> **WHAT YOU ARE ASKED TO DO**:
Search the data for the string "true", and report each line where it is found.

── SOURCE INFORMATION ──

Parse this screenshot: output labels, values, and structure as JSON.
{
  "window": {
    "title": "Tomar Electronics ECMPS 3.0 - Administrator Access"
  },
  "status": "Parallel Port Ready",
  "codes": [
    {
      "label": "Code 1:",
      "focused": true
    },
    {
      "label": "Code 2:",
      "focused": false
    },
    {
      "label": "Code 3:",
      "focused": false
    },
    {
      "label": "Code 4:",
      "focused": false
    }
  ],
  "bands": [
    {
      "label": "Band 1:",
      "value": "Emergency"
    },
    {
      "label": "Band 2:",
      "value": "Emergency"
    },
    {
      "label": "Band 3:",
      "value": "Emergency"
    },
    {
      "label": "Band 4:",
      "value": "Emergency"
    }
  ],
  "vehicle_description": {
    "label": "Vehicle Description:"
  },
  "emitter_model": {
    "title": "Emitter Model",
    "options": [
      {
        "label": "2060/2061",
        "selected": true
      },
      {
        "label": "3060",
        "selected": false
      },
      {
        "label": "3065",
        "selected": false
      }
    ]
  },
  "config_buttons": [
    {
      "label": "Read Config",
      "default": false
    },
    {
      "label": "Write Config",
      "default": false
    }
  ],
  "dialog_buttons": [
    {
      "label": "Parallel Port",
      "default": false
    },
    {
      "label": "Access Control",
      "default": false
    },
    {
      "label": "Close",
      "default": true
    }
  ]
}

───

> **ANSWER TO THE EXERCISE**:
      "focused": true
        "selected": true
      "default": true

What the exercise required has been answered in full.